-------- Given entries --------
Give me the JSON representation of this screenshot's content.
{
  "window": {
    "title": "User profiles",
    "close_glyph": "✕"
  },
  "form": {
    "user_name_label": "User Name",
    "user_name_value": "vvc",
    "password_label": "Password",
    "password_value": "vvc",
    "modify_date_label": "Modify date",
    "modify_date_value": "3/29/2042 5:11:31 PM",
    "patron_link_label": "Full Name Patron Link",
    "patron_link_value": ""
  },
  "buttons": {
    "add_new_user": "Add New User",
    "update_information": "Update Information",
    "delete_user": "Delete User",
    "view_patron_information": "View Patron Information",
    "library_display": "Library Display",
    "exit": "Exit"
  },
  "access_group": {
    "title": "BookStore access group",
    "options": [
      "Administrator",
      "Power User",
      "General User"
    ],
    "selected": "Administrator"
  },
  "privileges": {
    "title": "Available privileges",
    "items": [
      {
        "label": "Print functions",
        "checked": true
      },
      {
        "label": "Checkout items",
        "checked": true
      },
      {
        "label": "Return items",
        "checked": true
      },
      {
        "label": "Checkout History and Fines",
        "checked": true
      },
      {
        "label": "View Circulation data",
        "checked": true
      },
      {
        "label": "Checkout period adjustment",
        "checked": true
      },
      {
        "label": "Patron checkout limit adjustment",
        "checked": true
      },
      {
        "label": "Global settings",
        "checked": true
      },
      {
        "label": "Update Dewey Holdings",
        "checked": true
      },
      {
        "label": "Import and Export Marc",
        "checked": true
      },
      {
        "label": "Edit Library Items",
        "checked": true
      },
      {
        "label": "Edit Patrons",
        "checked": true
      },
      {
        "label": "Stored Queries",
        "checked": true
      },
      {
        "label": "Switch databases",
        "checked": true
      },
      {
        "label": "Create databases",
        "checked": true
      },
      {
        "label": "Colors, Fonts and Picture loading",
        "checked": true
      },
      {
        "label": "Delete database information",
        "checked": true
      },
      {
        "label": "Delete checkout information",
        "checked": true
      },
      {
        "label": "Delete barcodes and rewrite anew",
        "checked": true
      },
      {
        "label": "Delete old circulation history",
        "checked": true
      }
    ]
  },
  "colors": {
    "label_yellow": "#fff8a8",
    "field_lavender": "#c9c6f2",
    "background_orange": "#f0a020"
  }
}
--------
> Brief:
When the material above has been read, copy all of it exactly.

> Expected answer:
Give me the JSON representation of this screenshot's content.
{
  "window": {
    "title": "User profiles",
    "close_glyph": "✕"
  },
  "form": {
    "user_name_label": "User Name",
    "user_name_value": "vvc",
    "password_label": "Password",
    "password_value": "vvc",
    "modify_date_label": "Modify date",
    "modify_date_value": "3/29/2042 5:11:31 PM",
    "patron_link_label": "Full Name Patron Link",
    "patron_link_value": ""
  },
  "buttons": {
    "add_new_user": "Add New User",
    "update_information": "Update Information",
    "delete_user": "Delete User",
    "view_patron_information": "View Patron Information",
    "library_display": "Library Display",
    "exit": "Exit"
  },
  "access_group": {
    "title": "BookStore access group",
    "options": [
      "Administrator",
      "Power User",
      "General User"
    ],
    "selected": "Administrator"
  },
  "privileges": {
    "title": "Available privileges",
    "items": [
      {
        "label": "Print functions",
        "checked": true
      },
      {
        "label": "Checkout items",
        "checked": true
      },
      {
        "label": "Return items",
        "checked": true
      },
      {
        "label": "Checkout History and Fines",
        "checked": true
      },
      {
        "label": "View Circulation data",
        "checked": true
      },
      {
        "label": "Checkout period adjustment",
        "checked": true
      },
      {
        "label": "Patron checkout limit adjustment",
        "checked": true
      },
      {
        "label": "Global settings",
        "checked": true
      },
      {
        "label": "Update Dewey Holdings",
        "checked": true
      },
      {
        "label": "Import and Export Marc",
        "checked": true
      },
      {
        "label": "Edit Library Items",
        "checked": true
      },
      {
        "label": "Edit Patrons",
        "checked": true
      },
      {
        "label": "Stored Queries",
        "checked": true
      },
      {
        "label": "Switch databases",
        "checked": true
      },
      {
        "label": "Create databases",
        "checked": true
      },
      {
        "label": "Colors, Fonts and Picture loading",
        "checked": true
      },
      {
        "label": "Delete database information",
        "checked": true
      },
      {
        "label": "Delete checkout information",
        "checked": true
      },
      {
        "label": "Delete barcodes and rewrite anew",
        "checked": true
      },
      {
        "label": "Delete old circulation history",
        "checked": true
      }
    ]
  },
  "colors": {
    "label_yellow": "#fff8a8",
    "field_lavender": "#c9c6f2",
    "background_orange": "#f0a020"
  }
}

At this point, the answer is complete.